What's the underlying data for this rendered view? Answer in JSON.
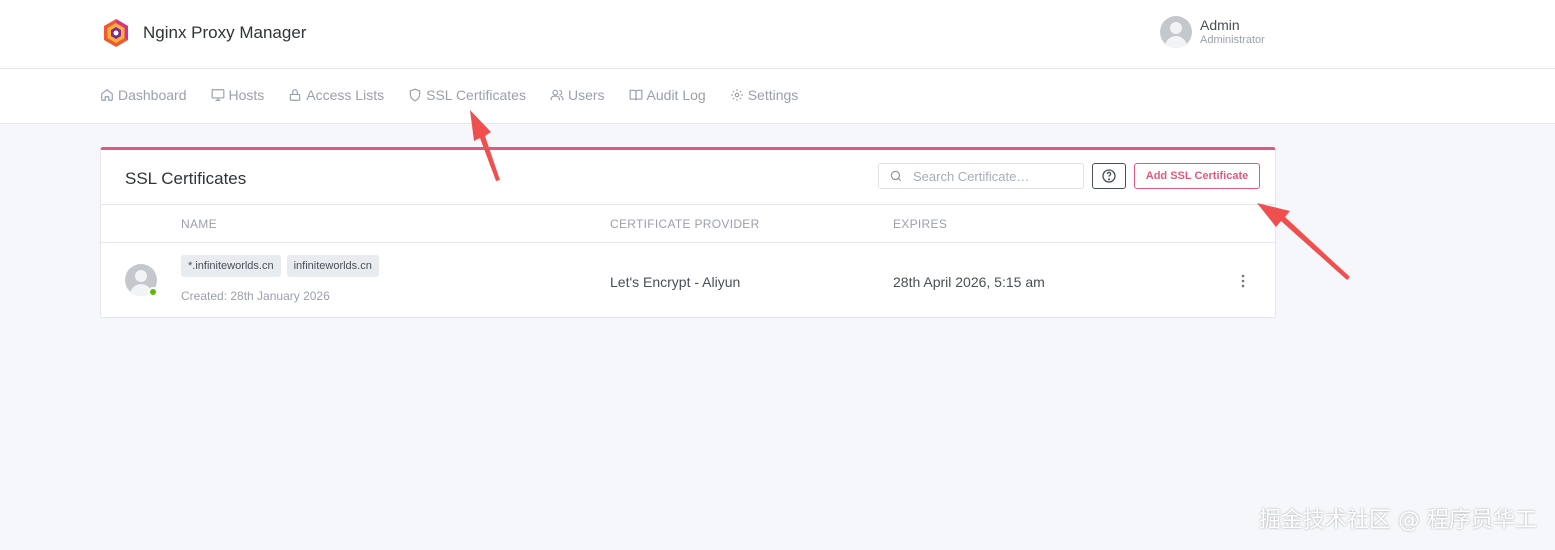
{
  "app": {
    "title": "Nginx Proxy Manager"
  },
  "user": {
    "name": "Admin",
    "role": "Administrator"
  },
  "nav": [
    {
      "label": "Dashboard",
      "icon": "home-icon"
    },
    {
      "label": "Hosts",
      "icon": "monitor-icon"
    },
    {
      "label": "Access Lists",
      "icon": "lock-icon"
    },
    {
      "label": "SSL Certificates",
      "icon": "shield-icon"
    },
    {
      "label": "Users",
      "icon": "users-icon"
    },
    {
      "label": "Audit Log",
      "icon": "book-icon"
    },
    {
      "label": "Settings",
      "icon": "gear-icon"
    }
  ],
  "card": {
    "title": "SSL Certificates",
    "search_placeholder": "Search Certificate…",
    "add_label": "Add SSL Certificate"
  },
  "table": {
    "headers": {
      "name": "NAME",
      "provider": "CERTIFICATE PROVIDER",
      "expires": "EXPIRES"
    },
    "rows": [
      {
        "domains": [
          "*.infiniteworlds.cn",
          "infiniteworlds.cn"
        ],
        "created": "Created: 28th January 2026",
        "provider": "Let's Encrypt - Aliyun",
        "expires": "28th April 2026, 5:15 am",
        "status": "online"
      }
    ]
  },
  "watermark": "掘金技术社区 @ 程序员华工",
  "colors": {
    "accent": "#e1597f",
    "online": "#5eba00",
    "arrow": "#ef4f4f"
  }
}
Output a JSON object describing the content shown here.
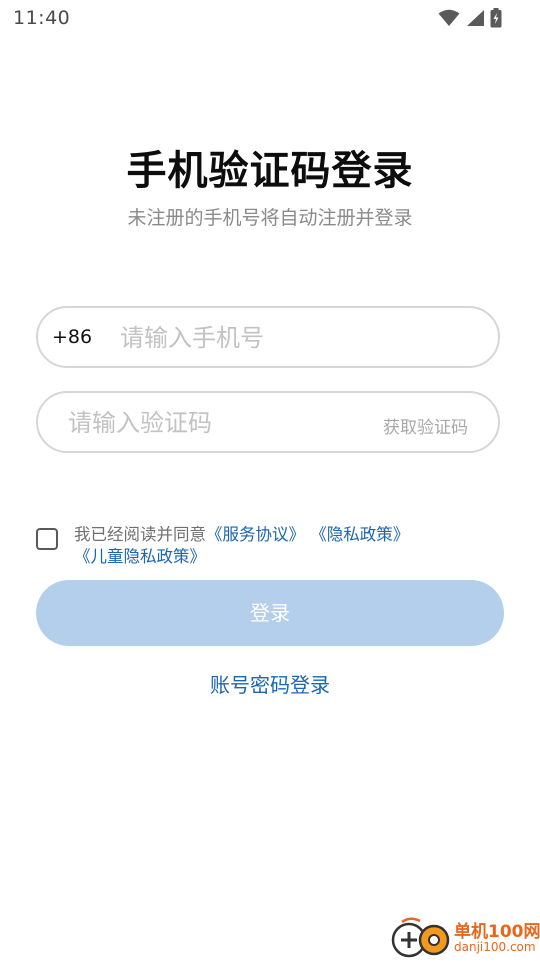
{
  "status_bar": {
    "time": "11:40",
    "icons": [
      "wifi-icon",
      "signal-icon",
      "battery-charging-icon"
    ]
  },
  "header": {
    "title": "手机验证码登录",
    "subtitle": "未注册的手机号将自动注册并登录"
  },
  "phone_field": {
    "prefix": "+86",
    "placeholder": "请输入手机号",
    "value": ""
  },
  "code_field": {
    "placeholder": "请输入验证码",
    "value": "",
    "get_code_label": "获取验证码"
  },
  "agreement": {
    "checked": false,
    "prefix_text": "我已经阅读并同意",
    "service_link": "《服务协议》",
    "privacy_link": "《隐私政策》",
    "child_privacy_link": "《儿童隐私政策》"
  },
  "actions": {
    "login_label": "登录",
    "password_login_label": "账号密码登录"
  },
  "colors": {
    "accent": "#1a66b0",
    "login_button_disabled": "#b3cfeb",
    "watermark": "#e8671b"
  },
  "watermark": {
    "title": "单机100网",
    "url": "danji100.com"
  }
}
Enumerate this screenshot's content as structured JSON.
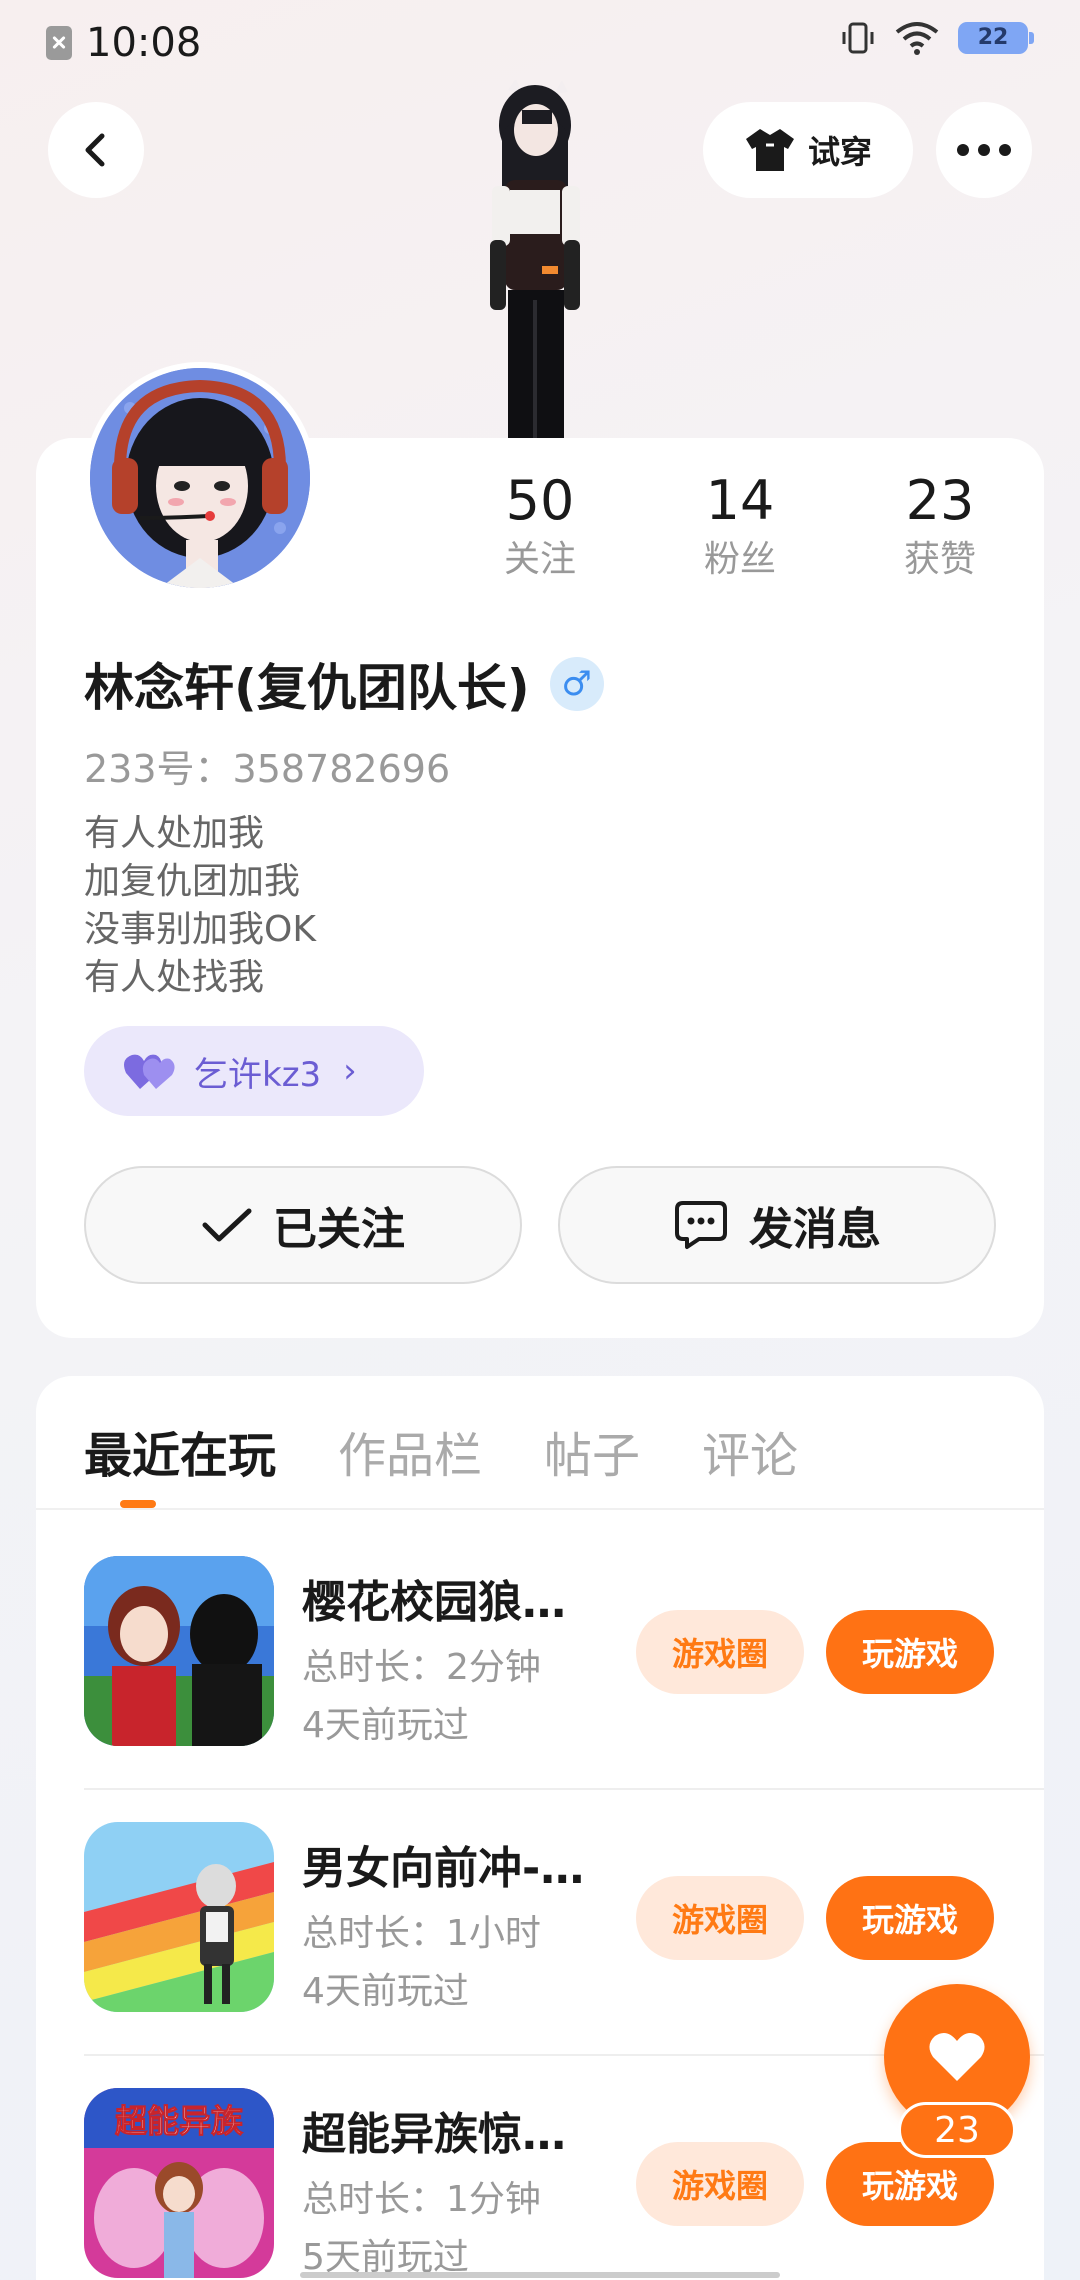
{
  "status_bar": {
    "time": "10:08",
    "battery": "22"
  },
  "header": {
    "tryon_label": "试穿"
  },
  "profile": {
    "stats": [
      {
        "value": "50",
        "label": "关注"
      },
      {
        "value": "14",
        "label": "粉丝"
      },
      {
        "value": "23",
        "label": "获赞"
      }
    ],
    "name": "林念轩(复仇团队长)",
    "gender_symbol": "♂",
    "id_text": "233号：358782696",
    "bio": [
      "有人处加我",
      "加复仇团加我",
      "没事别加我OK",
      "有人处找我"
    ],
    "tag": {
      "label": "乞许kz3"
    },
    "follow_label": "已关注",
    "message_label": "发消息"
  },
  "tabs": [
    "最近在玩",
    "作品栏",
    "帖子",
    "评论"
  ],
  "games": [
    {
      "name": "樱花校园狼…",
      "duration": "总时长：2分钟",
      "last_played": "4天前玩过",
      "circle_label": "游戏圈",
      "play_label": "玩游戏"
    },
    {
      "name": "男女向前冲-…",
      "duration": "总时长：1小时",
      "last_played": "4天前玩过",
      "circle_label": "游戏圈",
      "play_label": "玩游戏"
    },
    {
      "name": "超能异族惊…",
      "duration": "总时长：1分钟",
      "last_played": "5天前玩过",
      "circle_label": "游戏圈",
      "play_label": "玩游戏",
      "icon_text": "超能异族"
    }
  ],
  "like_fab": {
    "count": "23"
  },
  "colors": {
    "accent": "#ff7214",
    "accent_light": "#ffe8da",
    "tag_bg": "#ebe8fb",
    "tag_text": "#6b5dd3"
  }
}
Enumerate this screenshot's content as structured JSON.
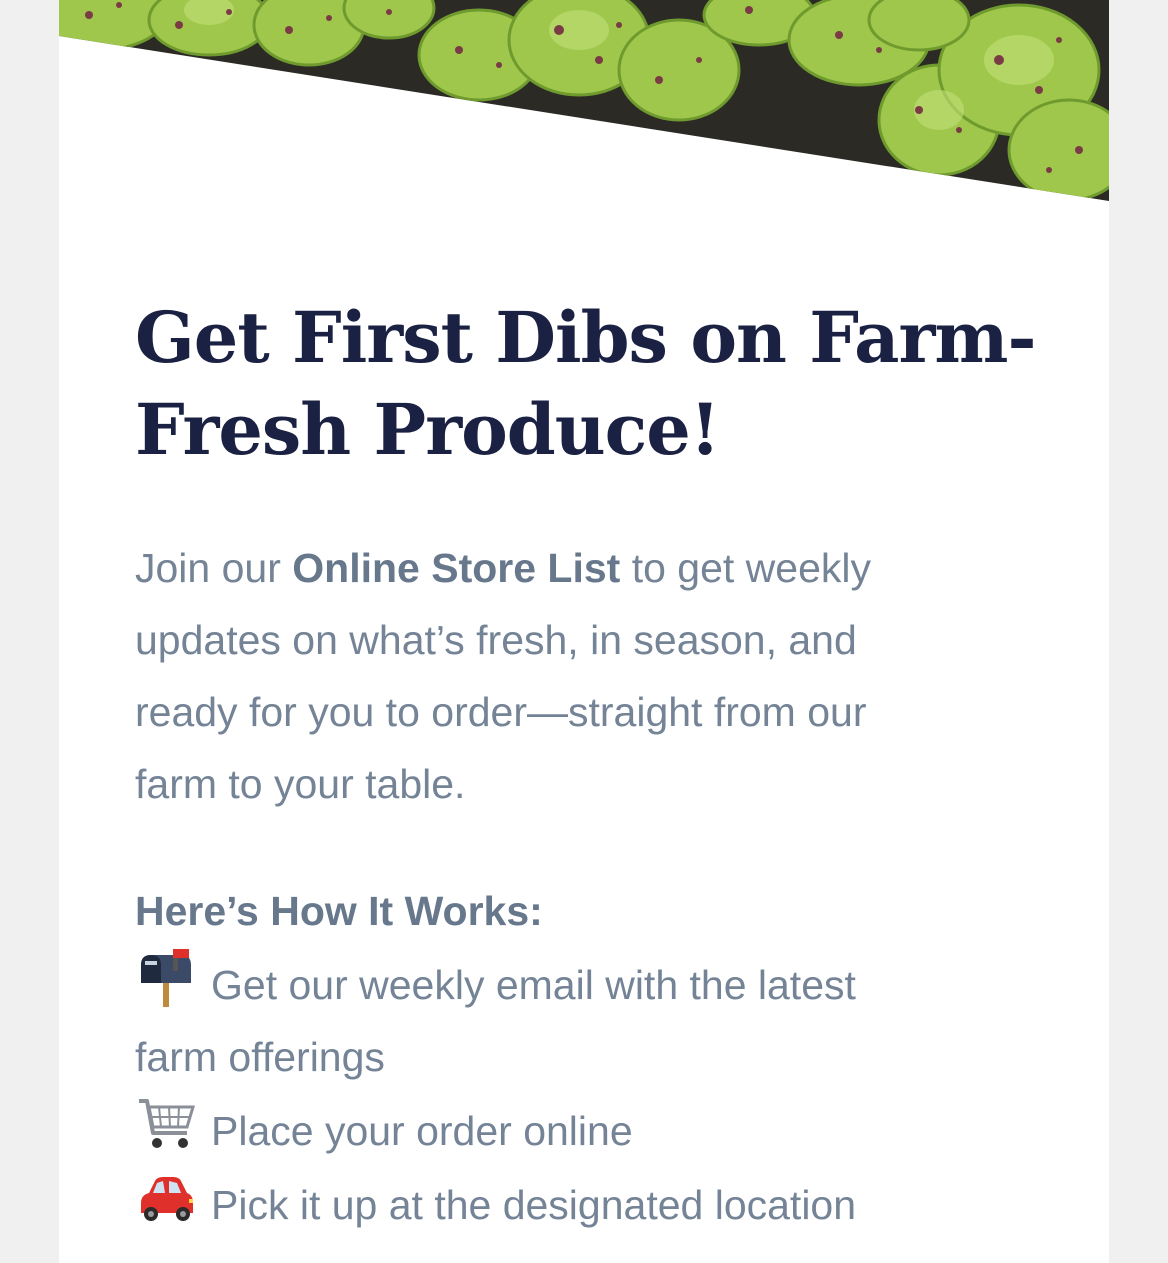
{
  "hero": {
    "image_description": "leafy-greens-photo",
    "colors": {
      "leaf": "#a9cf55",
      "leaf_dark": "#6f9a2e",
      "speckle": "#7a3b45",
      "soil": "#2b2a25"
    }
  },
  "headline": {
    "line1": "Get First Dibs on Farm-",
    "line2": "Fresh Produce!"
  },
  "intro": {
    "prefix": "Join our ",
    "bold": "Online Store List",
    "line1_suffix": " to get weekly",
    "line2": "updates on what’s fresh, in season, and",
    "line3": "ready for you to order—straight from our",
    "line4": "farm to your table."
  },
  "how_it_works": {
    "title": "Here’s How It Works:",
    "steps": [
      {
        "icon": "mailbox-icon",
        "line1": "Get our weekly email with the latest",
        "line2": "farm offerings"
      },
      {
        "icon": "shopping-cart-icon",
        "line1": "Place your order online"
      },
      {
        "icon": "car-icon",
        "line1": "Pick it up at the designated location"
      }
    ]
  },
  "colors": {
    "page_bg": "#f0f0f0",
    "card_bg": "#ffffff",
    "headline": "#1b2142",
    "body_text": "#748496"
  }
}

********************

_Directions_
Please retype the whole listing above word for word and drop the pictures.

_Your solution_
What's the underlying data for this rendered view? Answer in JSON.
{
  "app": {
    "title": "Nginx Proxy Manager"
  },
  "user": {
    "name": "Admin",
    "role": "Administrator"
  },
  "nav": [
    {
      "label": "Dashboard",
      "icon": "home-icon"
    },
    {
      "label": "Hosts",
      "icon": "monitor-icon"
    },
    {
      "label": "Access Lists",
      "icon": "lock-icon"
    },
    {
      "label": "SSL Certificates",
      "icon": "shield-icon"
    },
    {
      "label": "Users",
      "icon": "users-icon"
    },
    {
      "label": "Audit Log",
      "icon": "book-icon"
    },
    {
      "label": "Settings",
      "icon": "gear-icon"
    }
  ],
  "card": {
    "title": "SSL Certificates",
    "search_placeholder": "Search Certificate…",
    "add_label": "Add SSL Certificate"
  },
  "table": {
    "headers": {
      "name": "NAME",
      "provider": "CERTIFICATE PROVIDER",
      "expires": "EXPIRES"
    },
    "rows": [
      {
        "domains": [
          "*.infiniteworlds.cn",
          "infiniteworlds.cn"
        ],
        "created": "Created: 28th January 2026",
        "provider": "Let's Encrypt - Aliyun",
        "expires": "28th April 2026, 5:15 am",
        "status": "online"
      }
    ]
  },
  "watermark": "掘金技术社区 @ 程序员华工",
  "colors": {
    "accent": "#e1597f",
    "online": "#5eba00",
    "arrow": "#ef4f4f"
  }
}
Output a JSON object describing the content shown here.
{
  "status_bar": {
    "time": "11:40",
    "icons": [
      "wifi-icon",
      "signal-icon",
      "battery-charging-icon"
    ]
  },
  "header": {
    "title": "手机验证码登录",
    "subtitle": "未注册的手机号将自动注册并登录"
  },
  "phone_field": {
    "prefix": "+86",
    "placeholder": "请输入手机号",
    "value": ""
  },
  "code_field": {
    "placeholder": "请输入验证码",
    "value": "",
    "get_code_label": "获取验证码"
  },
  "agreement": {
    "checked": false,
    "prefix_text": "我已经阅读并同意",
    "service_link": "《服务协议》",
    "privacy_link": "《隐私政策》",
    "child_privacy_link": "《儿童隐私政策》"
  },
  "actions": {
    "login_label": "登录",
    "password_login_label": "账号密码登录"
  },
  "colors": {
    "accent": "#1a66b0",
    "login_button_disabled": "#b3cfeb",
    "watermark": "#e8671b"
  },
  "watermark": {
    "title": "单机100网",
    "url": "danji100.com"
  }
}
Enumerate this screenshot's content as structured JSON.
{
  "status_bar": {
    "time": "10:08",
    "battery": "22"
  },
  "header": {
    "tryon_label": "试穿"
  },
  "profile": {
    "stats": [
      {
        "value": "50",
        "label": "关注"
      },
      {
        "value": "14",
        "label": "粉丝"
      },
      {
        "value": "23",
        "label": "获赞"
      }
    ],
    "name": "林念轩(复仇团队长)",
    "gender_symbol": "♂",
    "id_text": "233号：358782696",
    "bio": [
      "有人处加我",
      "加复仇团加我",
      "没事别加我OK",
      "有人处找我"
    ],
    "tag": {
      "label": "乞许kz3"
    },
    "follow_label": "已关注",
    "message_label": "发消息"
  },
  "tabs": [
    "最近在玩",
    "作品栏",
    "帖子",
    "评论"
  ],
  "games": [
    {
      "name": "樱花校园狼…",
      "duration": "总时长：2分钟",
      "last_played": "4天前玩过",
      "circle_label": "游戏圈",
      "play_label": "玩游戏"
    },
    {
      "name": "男女向前冲-…",
      "duration": "总时长：1小时",
      "last_played": "4天前玩过",
      "circle_label": "游戏圈",
      "play_label": "玩游戏"
    },
    {
      "name": "超能异族惊…",
      "duration": "总时长：1分钟",
      "last_played": "5天前玩过",
      "circle_label": "游戏圈",
      "play_label": "玩游戏",
      "icon_text": "超能异族"
    }
  ],
  "like_fab": {
    "count": "23"
  },
  "colors": {
    "accent": "#ff7214",
    "accent_light": "#ffe8da",
    "tag_bg": "#ebe8fb",
    "tag_text": "#6b5dd3"
  }
}
Enumerate this screenshot's content as structured JSON.
{
  "hero": {
    "image_description": "leafy-greens-photo",
    "colors": {
      "leaf": "#a9cf55",
      "leaf_dark": "#6f9a2e",
      "speckle": "#7a3b45",
      "soil": "#2b2a25"
    }
  },
  "headline": {
    "line1": "Get First Dibs on Farm-",
    "line2": "Fresh Produce!"
  },
  "intro": {
    "prefix": "Join our ",
    "bold": "Online Store List",
    "line1_suffix": " to get weekly",
    "line2": "updates on what’s fresh, in season, and",
    "line3": "ready for you to order—straight from our",
    "line4": "farm to your table."
  },
  "how_it_works": {
    "title": "Here’s How It Works:",
    "steps": [
      {
        "icon": "mailbox-icon",
        "line1": "Get our weekly email with the latest",
        "line2": "farm offerings"
      },
      {
        "icon": "shopping-cart-icon",
        "line1": "Place your order online"
      },
      {
        "icon": "car-icon",
        "line1": "Pick it up at the designated location"
      }
    ]
  },
  "colors": {
    "page_bg": "#f0f0f0",
    "card_bg": "#ffffff",
    "headline": "#1b2142",
    "body_text": "#748496"
  }
}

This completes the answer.